STUDY MATERIAL START

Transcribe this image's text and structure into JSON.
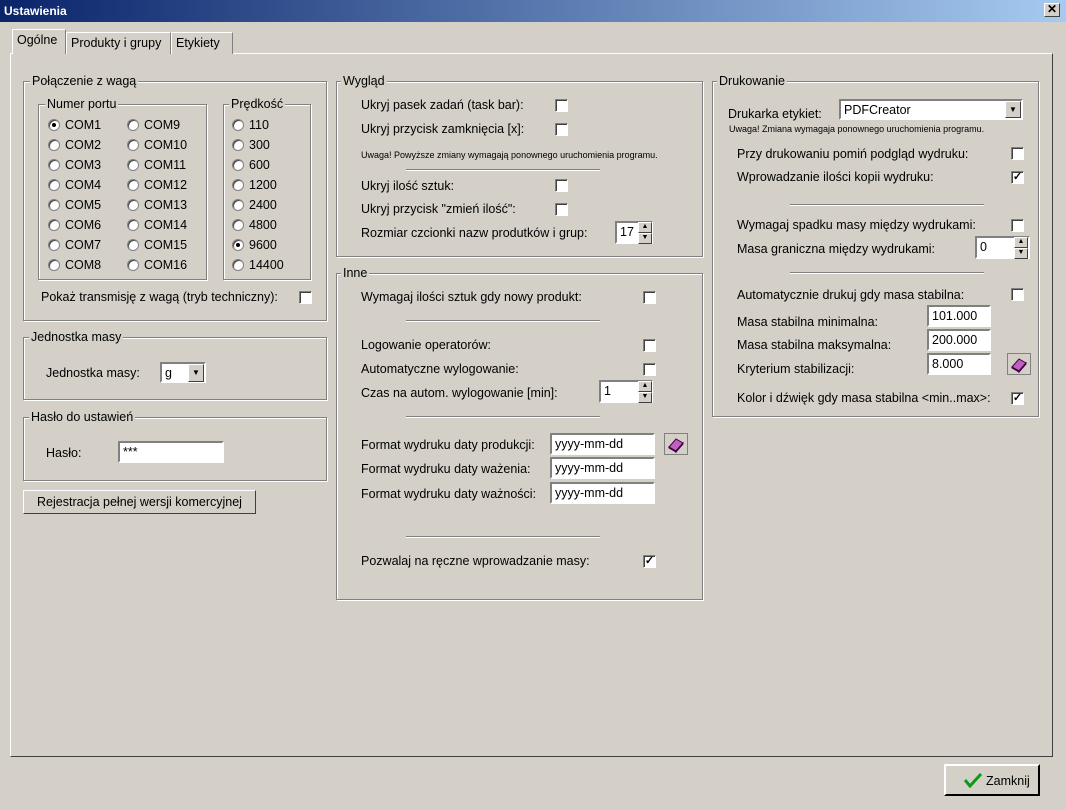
{
  "window": {
    "title": "Ustawienia",
    "close": "✕"
  },
  "tabs": [
    "Ogólne",
    "Produkty i grupy",
    "Etykiety"
  ],
  "connection": {
    "legend": "Połączenie z wagą",
    "port_legend": "Numer portu",
    "ports": [
      "COM1",
      "COM2",
      "COM3",
      "COM4",
      "COM5",
      "COM6",
      "COM7",
      "COM8",
      "COM9",
      "COM10",
      "COM11",
      "COM12",
      "COM13",
      "COM14",
      "COM15",
      "COM16"
    ],
    "selected_port": "COM1",
    "speed_legend": "Prędkość",
    "speeds": [
      "110",
      "300",
      "600",
      "1200",
      "2400",
      "4800",
      "9600",
      "14400"
    ],
    "selected_speed": "9600",
    "transmission_label": "Pokaż transmisję z wagą (tryb techniczny):",
    "transmission_checked": false
  },
  "unit": {
    "legend": "Jednostka masy",
    "label": "Jednostka masy:",
    "value": "g"
  },
  "password": {
    "legend": "Hasło do ustawień",
    "label": "Hasło:",
    "value": "***"
  },
  "register_button": "Rejestracja pełnej wersji komercyjnej",
  "look": {
    "legend": "Wygląd",
    "hide_taskbar": "Ukryj pasek zadań (task bar):",
    "hide_close": "Ukryj przycisk zamknięcia [x]:",
    "note": "Uwaga! Powyższe zmiany wymagają ponownego uruchomienia programu.",
    "hide_count": "Ukryj ilość sztuk:",
    "hide_change": "Ukryj przycisk \"zmień ilość\":",
    "font_size_label": "Rozmiar czcionki nazw produtków i grup:",
    "font_size": "17"
  },
  "other": {
    "legend": "Inne",
    "require_count": "Wymagaj ilości sztuk gdy nowy produkt:",
    "operator_log": "Logowanie operatorów:",
    "auto_logout": "Automatyczne wylogowanie:",
    "logout_time_label": "Czas na autom. wylogowanie [min]:",
    "logout_time": "1",
    "prod_date_label": "Format wydruku daty produkcji:",
    "prod_date": "yyyy-mm-dd",
    "weigh_date_label": "Format wydruku daty ważenia:",
    "weigh_date": "yyyy-mm-dd",
    "expiry_date_label": "Format wydruku daty ważności:",
    "expiry_date": "yyyy-mm-dd",
    "manual_mass": "Pozwalaj na ręczne wprowadzanie masy:",
    "manual_mass_checked": true
  },
  "printing": {
    "legend": "Drukowanie",
    "printer_label": "Drukarka etykiet:",
    "printer": "PDFCreator",
    "note": "Uwaga! Zmiana wymagaja ponownego uruchomienia programu.",
    "skip_preview": "Przy drukowaniu pomiń podgląd wydruku:",
    "copies": "Wprowadzanie ilości kopii wydruku:",
    "copies_checked": true,
    "require_drop": "Wymagaj spadku masy między wydrukami:",
    "limit_label": "Masa graniczna między wydrukami:",
    "limit": "0",
    "auto_print": "Automatycznie drukuj gdy masa stabilna:",
    "min_label": "Masa stabilna minimalna:",
    "min": "101.000",
    "max_label": "Masa stabilna maksymalna:",
    "max": "200.000",
    "crit_label": "Kryterium stabilizacji:",
    "crit": "8.000",
    "color_sound": "Kolor i dźwięk gdy masa stabilna <min..max>:",
    "color_sound_checked": true
  },
  "close_button": "Zamknij",
  "check_mark": "✓"
}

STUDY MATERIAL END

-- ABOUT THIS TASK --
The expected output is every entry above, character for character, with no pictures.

-- ANSWER SPACE --
Transcribe this image's text and structure into JSON.
{
  "window": {
    "title": "Ustawienia",
    "close": "✕"
  },
  "tabs": [
    "Ogólne",
    "Produkty i grupy",
    "Etykiety"
  ],
  "connection": {
    "legend": "Połączenie z wagą",
    "port_legend": "Numer portu",
    "ports": [
      "COM1",
      "COM2",
      "COM3",
      "COM4",
      "COM5",
      "COM6",
      "COM7",
      "COM8",
      "COM9",
      "COM10",
      "COM11",
      "COM12",
      "COM13",
      "COM14",
      "COM15",
      "COM16"
    ],
    "selected_port": "COM1",
    "speed_legend": "Prędkość",
    "speeds": [
      "110",
      "300",
      "600",
      "1200",
      "2400",
      "4800",
      "9600",
      "14400"
    ],
    "selected_speed": "9600",
    "transmission_label": "Pokaż transmisję z wagą (tryb techniczny):",
    "transmission_checked": false
  },
  "unit": {
    "legend": "Jednostka masy",
    "label": "Jednostka masy:",
    "value": "g"
  },
  "password": {
    "legend": "Hasło do ustawień",
    "label": "Hasło:",
    "value": "***"
  },
  "register_button": "Rejestracja pełnej wersji komercyjnej",
  "look": {
    "legend": "Wygląd",
    "hide_taskbar": "Ukryj pasek zadań (task bar):",
    "hide_close": "Ukryj przycisk zamknięcia [x]:",
    "note": "Uwaga! Powyższe zmiany wymagają ponownego uruchomienia programu.",
    "hide_count": "Ukryj ilość sztuk:",
    "hide_change": "Ukryj przycisk \"zmień ilość\":",
    "font_size_label": "Rozmiar czcionki nazw produtków i grup:",
    "font_size": "17"
  },
  "other": {
    "legend": "Inne",
    "require_count": "Wymagaj ilości sztuk gdy nowy produkt:",
    "operator_log": "Logowanie operatorów:",
    "auto_logout": "Automatyczne wylogowanie:",
    "logout_time_label": "Czas na autom. wylogowanie [min]:",
    "logout_time": "1",
    "prod_date_label": "Format wydruku daty produkcji:",
    "prod_date": "yyyy-mm-dd",
    "weigh_date_label": "Format wydruku daty ważenia:",
    "weigh_date": "yyyy-mm-dd",
    "expiry_date_label": "Format wydruku daty ważności:",
    "expiry_date": "yyyy-mm-dd",
    "manual_mass": "Pozwalaj na ręczne wprowadzanie masy:",
    "manual_mass_checked": true
  },
  "printing": {
    "legend": "Drukowanie",
    "printer_label": "Drukarka etykiet:",
    "printer": "PDFCreator",
    "note": "Uwaga! Zmiana wymagaja ponownego uruchomienia programu.",
    "skip_preview": "Przy drukowaniu pomiń podgląd wydruku:",
    "copies": "Wprowadzanie ilości kopii wydruku:",
    "copies_checked": true,
    "require_drop": "Wymagaj spadku masy między wydrukami:",
    "limit_label": "Masa graniczna między wydrukami:",
    "limit": "0",
    "auto_print": "Automatycznie drukuj gdy masa stabilna:",
    "min_label": "Masa stabilna minimalna:",
    "min": "101.000",
    "max_label": "Masa stabilna maksymalna:",
    "max": "200.000",
    "crit_label": "Kryterium stabilizacji:",
    "crit": "8.000",
    "color_sound": "Kolor i dźwięk gdy masa stabilna <min..max>:",
    "color_sound_checked": true
  },
  "close_button": "Zamknij",
  "check_mark": "✓"
}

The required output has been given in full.